Complaining about music is really important.
Pastors love to complain about complaints. We’re taught to do it in Bible College. The joke is that churches have the deepest divisions over the stupidest things: the style of worship music, and the colour of the carpet. In the grand scheme of things, what do these things really matter? Who cares if it’s gospel or grunge, if we’re faced with God?
As much as I’m inclined to agree, that we should worship God just as eagerly no matter what style the music is in (and as long as it’s theologically correct – but that’s a rant for another day), it didn’t hit me until that drive home that musical style is only unimportant as long as we’re uninvolved, as long as we’re only receiving, as long as we’re sitting in pews but mentally removing ourselves from the situation around us in the hope of somehow seeing God in our mind’s eye.
After 20 years of that type of worship, I’ve come to the conclusion that it’s not really worship. Sorry if that thought offends anyone.
Real worship isn’t an experience, it’s an action; it’s a verb. But more than that, as I’ve been learning in school, worship is participation: with God, with each other, in an endless economy of grace and gift. Some people call it “relevance”, but ultimately, if I can’t even relate to what I’m “giving” to God – the songs I’m singing – then am I really giving Him anything? What am I participating in? It’s good to sing old hymns and feel connected to the billions of Christians throughout history who have sang those same words, but I don’t just participate with the church of the past, but also the present, and if I don’t relate to the modern worship I’m mouthing, all I’m showing to God is that I’m willing to warm a pew and repeat words that are almost meaningless to me in a religious ritual of boredom. There is nothing of me in what I’m presenting to God; it is not my worship.

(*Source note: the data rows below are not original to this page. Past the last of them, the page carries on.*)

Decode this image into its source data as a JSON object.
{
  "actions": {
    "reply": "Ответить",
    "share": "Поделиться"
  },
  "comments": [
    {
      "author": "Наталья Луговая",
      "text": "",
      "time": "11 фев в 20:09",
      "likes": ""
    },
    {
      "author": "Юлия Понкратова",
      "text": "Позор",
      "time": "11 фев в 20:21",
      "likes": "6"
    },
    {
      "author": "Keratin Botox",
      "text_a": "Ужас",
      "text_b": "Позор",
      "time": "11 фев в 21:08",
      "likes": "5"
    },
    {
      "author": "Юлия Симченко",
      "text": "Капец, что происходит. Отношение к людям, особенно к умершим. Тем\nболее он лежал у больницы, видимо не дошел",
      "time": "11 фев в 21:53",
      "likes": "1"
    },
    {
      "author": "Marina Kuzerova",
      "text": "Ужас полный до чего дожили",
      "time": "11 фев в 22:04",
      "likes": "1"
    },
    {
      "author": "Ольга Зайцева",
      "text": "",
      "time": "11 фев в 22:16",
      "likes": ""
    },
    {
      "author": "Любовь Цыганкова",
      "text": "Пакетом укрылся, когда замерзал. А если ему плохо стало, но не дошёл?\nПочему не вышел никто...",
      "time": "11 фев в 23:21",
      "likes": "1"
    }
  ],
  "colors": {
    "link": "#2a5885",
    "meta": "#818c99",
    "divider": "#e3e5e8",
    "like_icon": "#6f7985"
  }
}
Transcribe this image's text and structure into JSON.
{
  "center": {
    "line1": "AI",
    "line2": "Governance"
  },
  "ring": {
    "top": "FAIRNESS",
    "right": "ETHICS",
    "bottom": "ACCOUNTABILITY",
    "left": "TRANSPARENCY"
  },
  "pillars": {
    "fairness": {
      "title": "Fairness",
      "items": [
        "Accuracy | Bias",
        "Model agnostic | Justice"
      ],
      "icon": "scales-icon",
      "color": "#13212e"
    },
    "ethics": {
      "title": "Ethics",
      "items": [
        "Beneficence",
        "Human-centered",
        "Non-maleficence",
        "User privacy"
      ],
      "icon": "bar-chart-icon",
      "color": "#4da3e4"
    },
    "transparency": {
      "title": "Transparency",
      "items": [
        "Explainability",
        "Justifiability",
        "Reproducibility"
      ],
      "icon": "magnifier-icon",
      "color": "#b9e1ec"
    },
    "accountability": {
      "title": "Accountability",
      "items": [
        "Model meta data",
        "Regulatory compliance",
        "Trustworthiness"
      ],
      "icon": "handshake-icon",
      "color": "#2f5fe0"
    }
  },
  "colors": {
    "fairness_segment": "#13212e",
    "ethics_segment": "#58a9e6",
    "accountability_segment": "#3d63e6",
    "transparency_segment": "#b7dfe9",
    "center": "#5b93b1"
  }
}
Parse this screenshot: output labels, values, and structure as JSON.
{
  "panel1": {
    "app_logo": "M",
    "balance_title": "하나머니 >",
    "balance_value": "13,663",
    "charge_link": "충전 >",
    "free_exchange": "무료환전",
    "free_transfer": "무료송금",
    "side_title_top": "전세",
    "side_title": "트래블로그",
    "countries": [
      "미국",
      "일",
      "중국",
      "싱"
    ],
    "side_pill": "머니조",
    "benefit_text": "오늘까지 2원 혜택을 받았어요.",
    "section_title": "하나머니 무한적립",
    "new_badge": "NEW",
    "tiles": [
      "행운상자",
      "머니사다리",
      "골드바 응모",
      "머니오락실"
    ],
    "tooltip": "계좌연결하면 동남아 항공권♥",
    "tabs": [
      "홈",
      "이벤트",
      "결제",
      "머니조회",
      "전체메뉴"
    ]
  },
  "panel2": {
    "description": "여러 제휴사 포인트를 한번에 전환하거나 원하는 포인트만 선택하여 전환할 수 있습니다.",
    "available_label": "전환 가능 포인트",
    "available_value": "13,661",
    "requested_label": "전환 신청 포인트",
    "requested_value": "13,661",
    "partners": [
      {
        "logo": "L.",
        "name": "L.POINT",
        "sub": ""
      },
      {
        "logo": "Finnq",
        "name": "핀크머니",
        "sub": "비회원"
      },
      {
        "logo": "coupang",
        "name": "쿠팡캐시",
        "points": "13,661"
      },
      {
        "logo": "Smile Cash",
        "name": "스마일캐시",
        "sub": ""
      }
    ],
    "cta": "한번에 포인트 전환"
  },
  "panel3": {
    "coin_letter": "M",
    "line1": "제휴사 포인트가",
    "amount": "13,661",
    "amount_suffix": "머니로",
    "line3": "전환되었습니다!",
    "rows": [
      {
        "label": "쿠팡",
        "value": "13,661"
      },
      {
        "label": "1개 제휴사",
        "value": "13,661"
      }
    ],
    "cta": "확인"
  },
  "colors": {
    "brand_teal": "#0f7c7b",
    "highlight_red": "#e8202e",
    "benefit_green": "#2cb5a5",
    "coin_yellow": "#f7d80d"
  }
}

Worship is inherently creative, and being someone who’s always staunchly said “I’m not creative”, it’s taken me a long time to admit that. But when I think about the way in which human beings create, I can’t deny it. We can’t create like God – there is nothing new under the sun – but we co-create with God in wonderful ways. We recombine the things that God has created, whether they are colours or sounds or genetic material; we name them and study them and put our own mark on them, and express our own ideas about them; and in so doing they become in some sense ours, but are never less than fully God’s. Co-creation. Participation. Worship.
And this is why every generation complains about the style of worship music. Because without being able to relate to our act of “worship” there is no co-creation, there is no gift…there is no worship.
I find it interesting that the same people who complain that young adults are leaving the church are the ones who have pushed the “safe” “Christian culture” on us all our lives, and then fight against those who try to make church “relevant” by embracing popular culture. The fight to keep our children “safe” from popular culture has killed generations of real Christian culture, culture that flows from the co-creating activities of God’s people. The fight against our culture has killed our worship, giving us very little reason to show up at church.
So by all means, complain about the style of worship music. Then make some “music” to the Lord, whatever that looks like for you. Someday, your kids will be the ones complaining about the worship style, because it’ll be your style and they won’t be able to relate to it. Listen to them.